(Given records)
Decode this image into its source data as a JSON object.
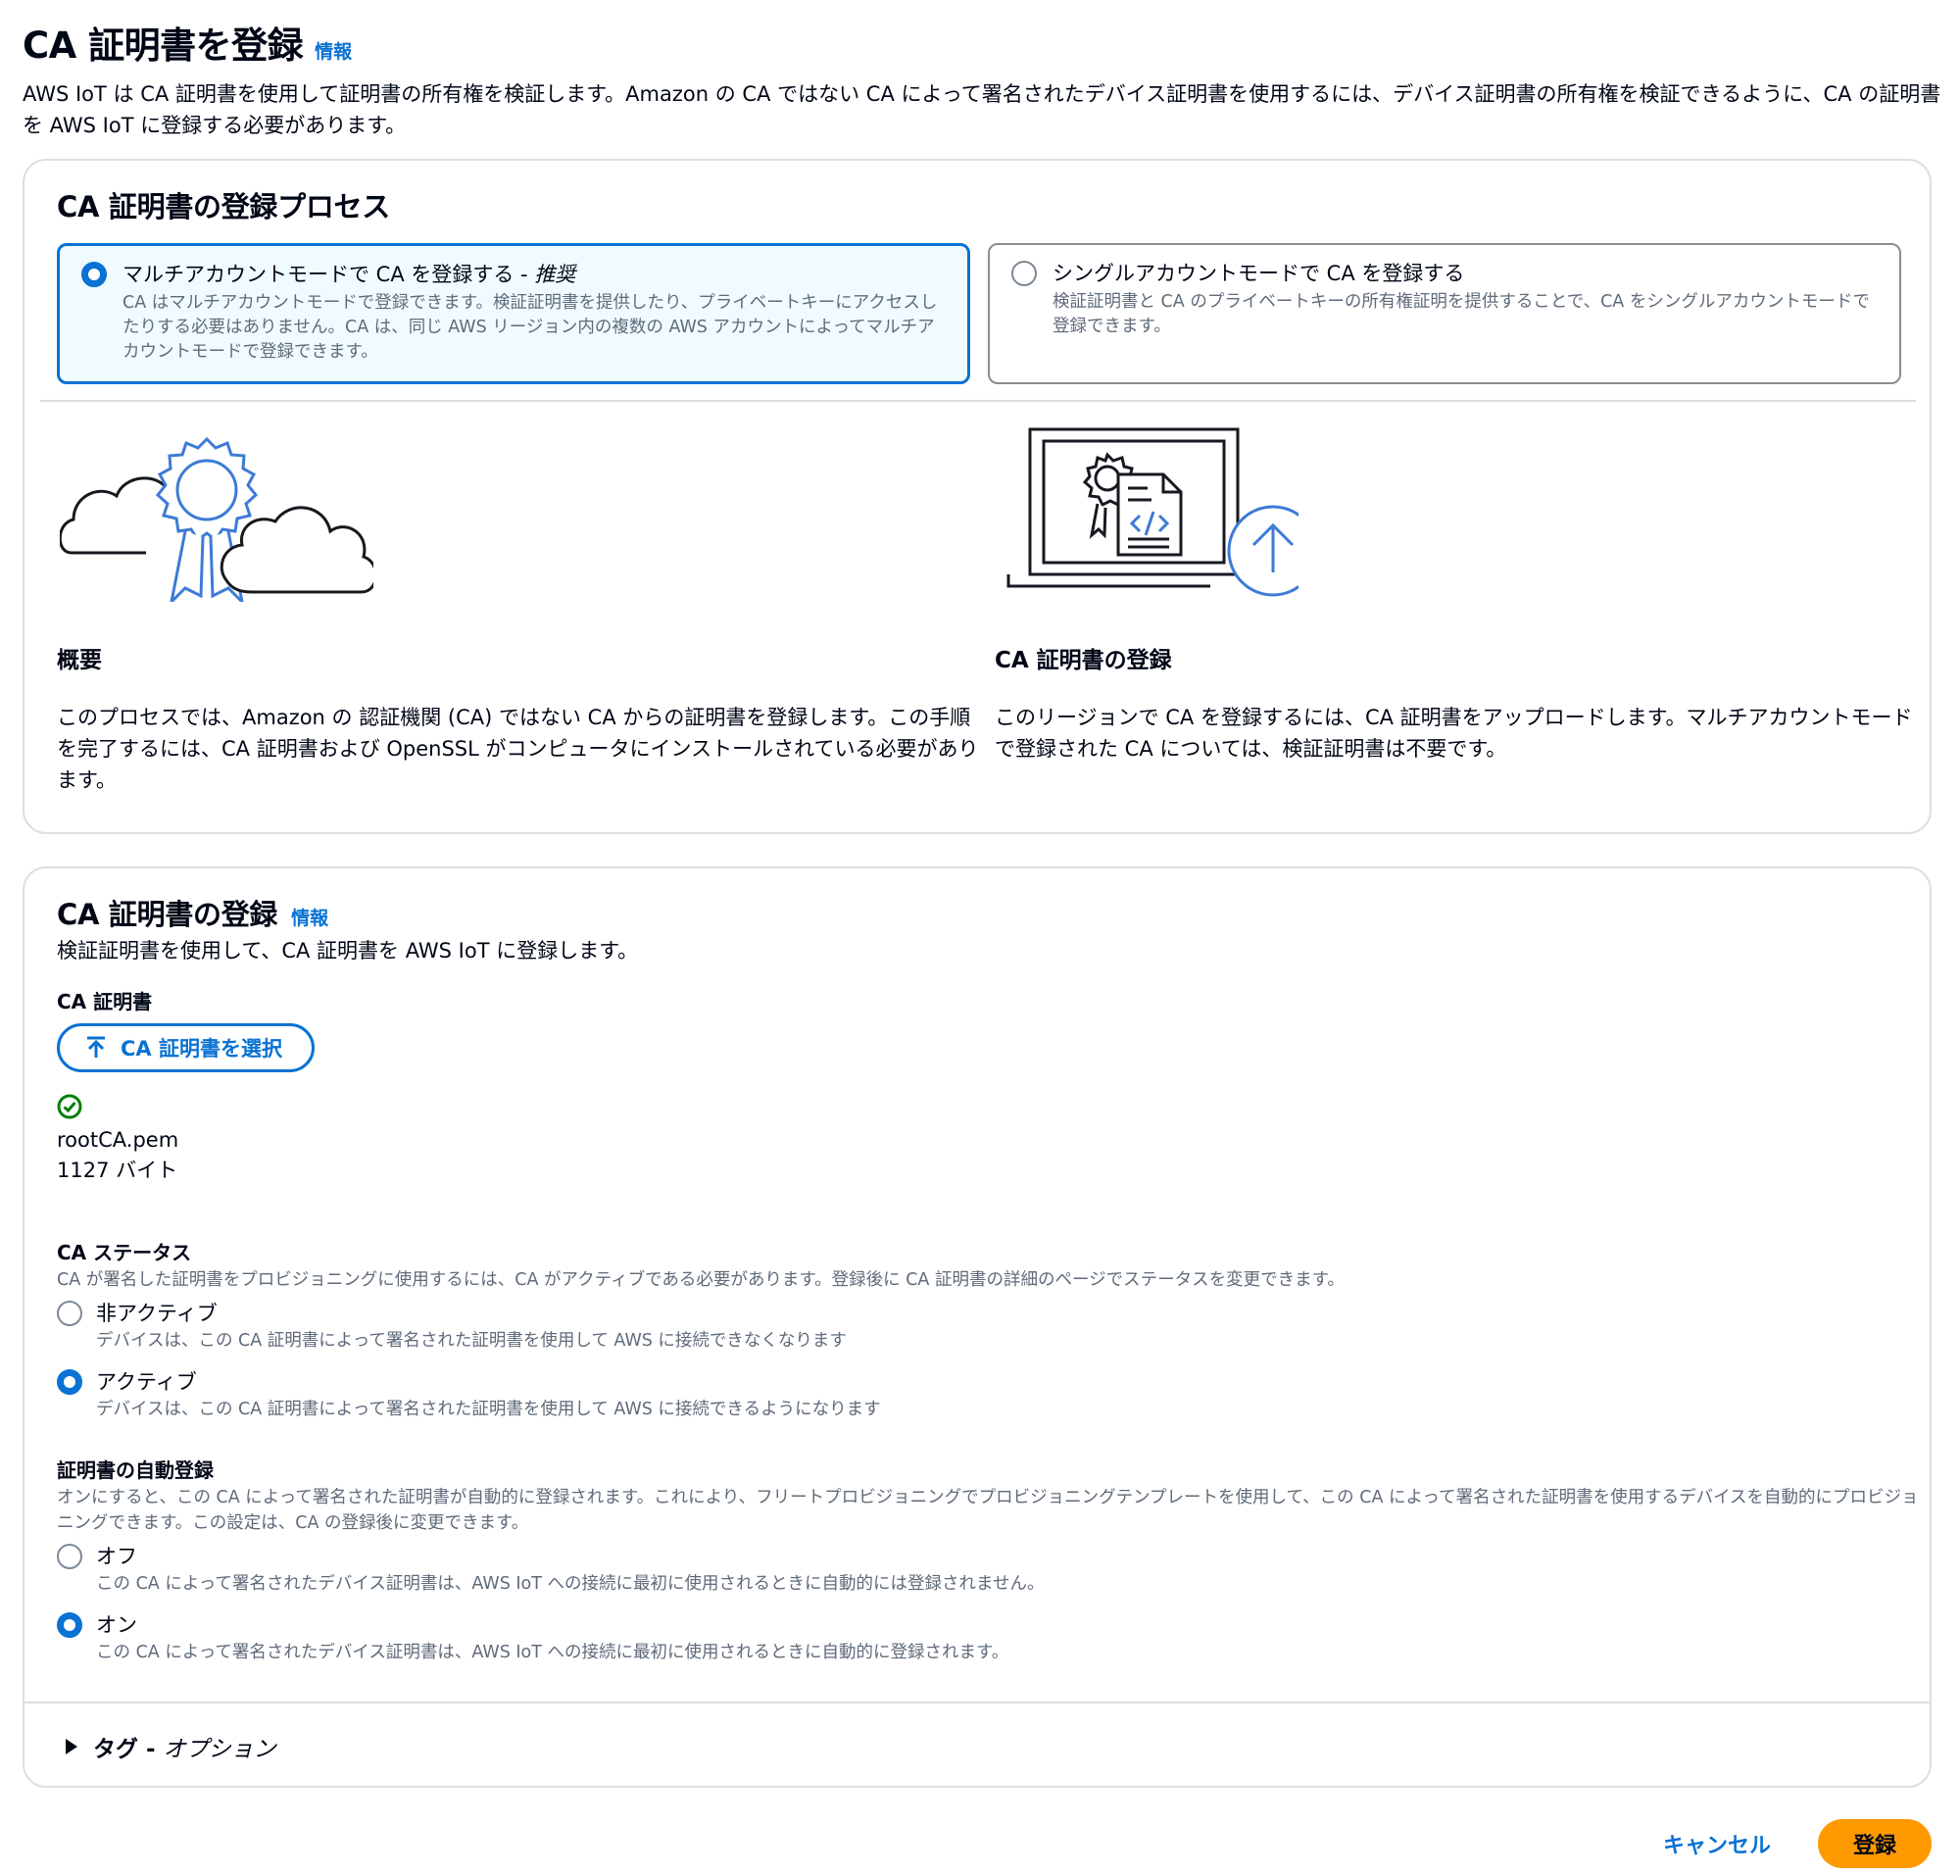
{
  "header": {
    "title": "CA 証明書を登録",
    "info": "情報",
    "description": "AWS IoT は CA 証明書を使用して証明書の所有権を検証します。Amazon の CA ではない CA によって署名されたデバイス証明書を使用するには、デバイス証明書の所有権を検証できるように、CA の証明書を AWS IoT に登録する必要があります。"
  },
  "process": {
    "title": "CA 証明書の登録プロセス",
    "multi": {
      "label": "マルチアカウントモードで CA を登録する - ",
      "label_em": "推奨",
      "description": "CA はマルチアカウントモードで登録できます。検証証明書を提供したり、プライベートキーにアクセスしたりする必要はありません。CA は、同じ AWS リージョン内の複数の AWS アカウントによってマルチアカウントモードで登録できます。",
      "selected": true
    },
    "single": {
      "label": "シングルアカウントモードで CA を登録する",
      "description": "検証証明書と CA のプライベートキーの所有権証明を提供することで、CA をシングルアカウントモードで登録できます。",
      "selected": false
    },
    "overview": {
      "heading": "概要",
      "body": "このプロセスでは、Amazon の 認証機関 (CA) ではない CA からの証明書を登録します。この手順を完了するには、CA 証明書および OpenSSL がコンピュータにインストールされている必要があります。",
      "icon": "cloud-certificate-icon"
    },
    "register": {
      "heading": "CA 証明書の登録",
      "body": "このリージョンで CA を登録するには、CA 証明書をアップロードします。マルチアカウントモードで登録された CA については、検証証明書は不要です。",
      "icon": "laptop-upload-icon"
    }
  },
  "registration": {
    "title": "CA 証明書の登録",
    "info": "情報",
    "description": "検証証明書を使用して、CA 証明書を AWS IoT に登録します。",
    "ca_cert": {
      "label": "CA 証明書",
      "button": "CA 証明書を選択",
      "file_name": "rootCA.pem",
      "file_size": "1127 バイト"
    },
    "status": {
      "label": "CA ステータス",
      "description": "CA が署名した証明書をプロビジョニングに使用するには、CA がアクティブである必要があります。登録後に CA 証明書の詳細のページでステータスを変更できます。",
      "options": [
        {
          "label": "非アクティブ",
          "description": "デバイスは、この CA 証明書によって署名された証明書を使用して AWS に接続できなくなります",
          "selected": false
        },
        {
          "label": "アクティブ",
          "description": "デバイスは、この CA 証明書によって署名された証明書を使用して AWS に接続できるようになります",
          "selected": true
        }
      ]
    },
    "auto": {
      "label": "証明書の自動登録",
      "description": "オンにすると、この CA によって署名された証明書が自動的に登録されます。これにより、フリートプロビジョニングでプロビジョニングテンプレートを使用して、この CA によって署名された証明書を使用するデバイスを自動的にプロビジョニングできます。この設定は、CA の登録後に変更できます。",
      "options": [
        {
          "label": "オフ",
          "description": "この CA によって署名されたデバイス証明書は、AWS IoT への接続に最初に使用されるときに自動的には登録されません。",
          "selected": false
        },
        {
          "label": "オン",
          "description": "この CA によって署名されたデバイス証明書は、AWS IoT への接続に最初に使用されるときに自動的に登録されます。",
          "selected": true
        }
      ]
    },
    "tags": {
      "label": "タグ - ",
      "optional": "オプション"
    }
  },
  "footer": {
    "cancel": "キャンセル",
    "submit": "登録"
  },
  "colors": {
    "accent": "#0972d3",
    "primary_button": "#ff9900",
    "success": "#037f0c"
  }
}
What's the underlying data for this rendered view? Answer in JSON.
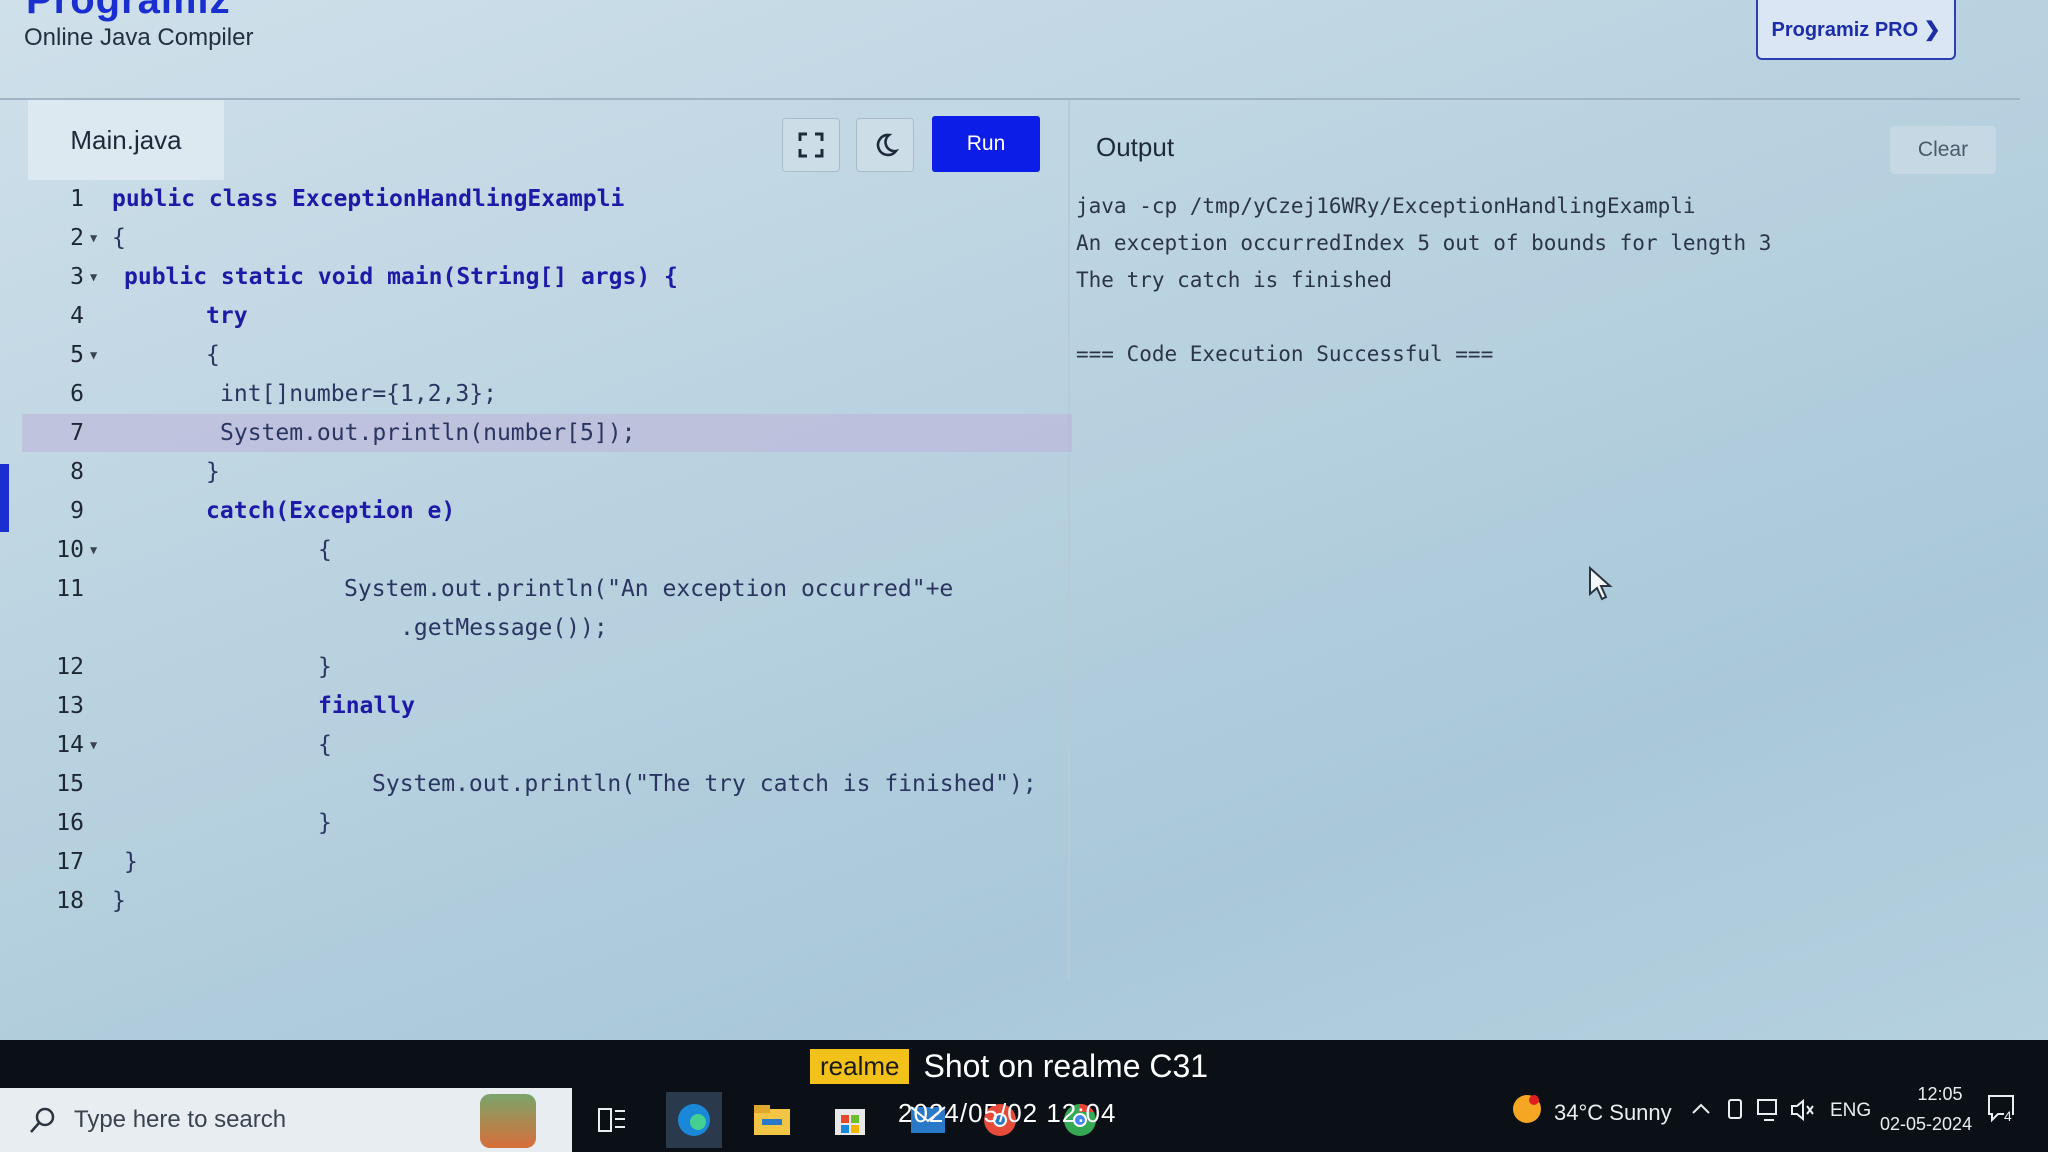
{
  "header": {
    "logo": "Programiz",
    "subtitle": "Online Java Compiler",
    "pro_button": "Programiz PRO ❯"
  },
  "toolbar": {
    "file_tab": "Main.java",
    "fullscreen_icon": "fullscreen-icon",
    "theme_icon": "moon-icon",
    "run_label": "Run",
    "output_label": "Output",
    "clear_label": "Clear"
  },
  "editor": {
    "lines": [
      {
        "n": "1",
        "text": "public class ExceptionHandlingExampli"
      },
      {
        "n": "2",
        "text": "{"
      },
      {
        "n": "3",
        "text": "public static void main(String[] args) {"
      },
      {
        "n": "4",
        "text": "try"
      },
      {
        "n": "5",
        "text": "{"
      },
      {
        "n": "6",
        "text": "int[]number={1,2,3};"
      },
      {
        "n": "7",
        "text": "System.out.println(number[5]);"
      },
      {
        "n": "8",
        "text": "}"
      },
      {
        "n": "9",
        "text": "catch(Exception e)"
      },
      {
        "n": "10",
        "text": "{"
      },
      {
        "n": "11",
        "text": "System.out.println(\"An exception occurred\"+e"
      },
      {
        "n": "",
        "text": ".getMessage());"
      },
      {
        "n": "12",
        "text": "}"
      },
      {
        "n": "13",
        "text": "finally"
      },
      {
        "n": "14",
        "text": "{"
      },
      {
        "n": "15",
        "text": "System.out.println(\"The try catch is finished\");"
      },
      {
        "n": "16",
        "text": "}"
      },
      {
        "n": "17",
        "text": "}"
      },
      {
        "n": "18",
        "text": "}"
      }
    ]
  },
  "output": {
    "lines": [
      "java -cp /tmp/yCzej16WRy/ExceptionHandlingExampli",
      "An exception occurredIndex 5 out of bounds for length 3",
      "The try catch is finished",
      "",
      "=== Code Execution Successful ==="
    ]
  },
  "taskbar": {
    "search_placeholder": "Type here to search",
    "weather": "34°C  Sunny",
    "lang": "ENG",
    "time": "12:05",
    "date": "02-05-2024",
    "notifications": "4"
  },
  "watermark": {
    "brand": "realme",
    "text": "Shot on realme C31",
    "datetime": "2024/05/02  12:04"
  }
}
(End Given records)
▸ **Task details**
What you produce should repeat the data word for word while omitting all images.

▸ **Written solution**
Decode this image into its source data as a JSON object.
{
  "header": {
    "title": "CA 証明書を登録",
    "info": "情報",
    "description": "AWS IoT は CA 証明書を使用して証明書の所有権を検証します。Amazon の CA ではない CA によって署名されたデバイス証明書を使用するには、デバイス証明書の所有権を検証できるように、CA の証明書を AWS IoT に登録する必要があります。"
  },
  "process": {
    "title": "CA 証明書の登録プロセス",
    "multi": {
      "label": "マルチアカウントモードで CA を登録する - ",
      "label_em": "推奨",
      "description": "CA はマルチアカウントモードで登録できます。検証証明書を提供したり、プライベートキーにアクセスしたりする必要はありません。CA は、同じ AWS リージョン内の複数の AWS アカウントによってマルチアカウントモードで登録できます。",
      "selected": true
    },
    "single": {
      "label": "シングルアカウントモードで CA を登録する",
      "description": "検証証明書と CA のプライベートキーの所有権証明を提供することで、CA をシングルアカウントモードで登録できます。",
      "selected": false
    },
    "overview": {
      "heading": "概要",
      "body": "このプロセスでは、Amazon の 認証機関 (CA) ではない CA からの証明書を登録します。この手順を完了するには、CA 証明書および OpenSSL がコンピュータにインストールされている必要があります。",
      "icon": "cloud-certificate-icon"
    },
    "register": {
      "heading": "CA 証明書の登録",
      "body": "このリージョンで CA を登録するには、CA 証明書をアップロードします。マルチアカウントモードで登録された CA については、検証証明書は不要です。",
      "icon": "laptop-upload-icon"
    }
  },
  "registration": {
    "title": "CA 証明書の登録",
    "info": "情報",
    "description": "検証証明書を使用して、CA 証明書を AWS IoT に登録します。",
    "ca_cert": {
      "label": "CA 証明書",
      "button": "CA 証明書を選択",
      "file_name": "rootCA.pem",
      "file_size": "1127 バイト"
    },
    "status": {
      "label": "CA ステータス",
      "description": "CA が署名した証明書をプロビジョニングに使用するには、CA がアクティブである必要があります。登録後に CA 証明書の詳細のページでステータスを変更できます。",
      "options": [
        {
          "label": "非アクティブ",
          "description": "デバイスは、この CA 証明書によって署名された証明書を使用して AWS に接続できなくなります",
          "selected": false
        },
        {
          "label": "アクティブ",
          "description": "デバイスは、この CA 証明書によって署名された証明書を使用して AWS に接続できるようになります",
          "selected": true
        }
      ]
    },
    "auto": {
      "label": "証明書の自動登録",
      "description": "オンにすると、この CA によって署名された証明書が自動的に登録されます。これにより、フリートプロビジョニングでプロビジョニングテンプレートを使用して、この CA によって署名された証明書を使用するデバイスを自動的にプロビジョニングできます。この設定は、CA の登録後に変更できます。",
      "options": [
        {
          "label": "オフ",
          "description": "この CA によって署名されたデバイス証明書は、AWS IoT への接続に最初に使用されるときに自動的には登録されません。",
          "selected": false
        },
        {
          "label": "オン",
          "description": "この CA によって署名されたデバイス証明書は、AWS IoT への接続に最初に使用されるときに自動的に登録されます。",
          "selected": true
        }
      ]
    },
    "tags": {
      "label": "タグ - ",
      "optional": "オプション"
    }
  },
  "footer": {
    "cancel": "キャンセル",
    "submit": "登録"
  },
  "colors": {
    "accent": "#0972d3",
    "primary_button": "#ff9900",
    "success": "#037f0c"
  }
}
What's the underlying data for this rendered view? Answer in JSON.
{
  "header": {
    "logo": "Programiz",
    "subtitle": "Online Java Compiler",
    "pro_button": "Programiz PRO ❯"
  },
  "toolbar": {
    "file_tab": "Main.java",
    "fullscreen_icon": "fullscreen-icon",
    "theme_icon": "moon-icon",
    "run_label": "Run",
    "output_label": "Output",
    "clear_label": "Clear"
  },
  "editor": {
    "lines": [
      {
        "n": "1",
        "text": "public class ExceptionHandlingExampli"
      },
      {
        "n": "2",
        "text": "{"
      },
      {
        "n": "3",
        "text": "public static void main(String[] args) {"
      },
      {
        "n": "4",
        "text": "try"
      },
      {
        "n": "5",
        "text": "{"
      },
      {
        "n": "6",
        "text": "int[]number={1,2,3};"
      },
      {
        "n": "7",
        "text": "System.out.println(number[5]);"
      },
      {
        "n": "8",
        "text": "}"
      },
      {
        "n": "9",
        "text": "catch(Exception e)"
      },
      {
        "n": "10",
        "text": "{"
      },
      {
        "n": "11",
        "text": "System.out.println(\"An exception occurred\"+e"
      },
      {
        "n": "",
        "text": ".getMessage());"
      },
      {
        "n": "12",
        "text": "}"
      },
      {
        "n": "13",
        "text": "finally"
      },
      {
        "n": "14",
        "text": "{"
      },
      {
        "n": "15",
        "text": "System.out.println(\"The try catch is finished\");"
      },
      {
        "n": "16",
        "text": "}"
      },
      {
        "n": "17",
        "text": "}"
      },
      {
        "n": "18",
        "text": "}"
      }
    ]
  },
  "output": {
    "lines": [
      "java -cp /tmp/yCzej16WRy/ExceptionHandlingExampli",
      "An exception occurredIndex 5 out of bounds for length 3",
      "The try catch is finished",
      "",
      "=== Code Execution Successful ==="
    ]
  },
  "taskbar": {
    "search_placeholder": "Type here to search",
    "weather": "34°C  Sunny",
    "lang": "ENG",
    "time": "12:05",
    "date": "02-05-2024",
    "notifications": "4"
  },
  "watermark": {
    "brand": "realme",
    "text": "Shot on realme C31",
    "datetime": "2024/05/02  12:04"
  }
}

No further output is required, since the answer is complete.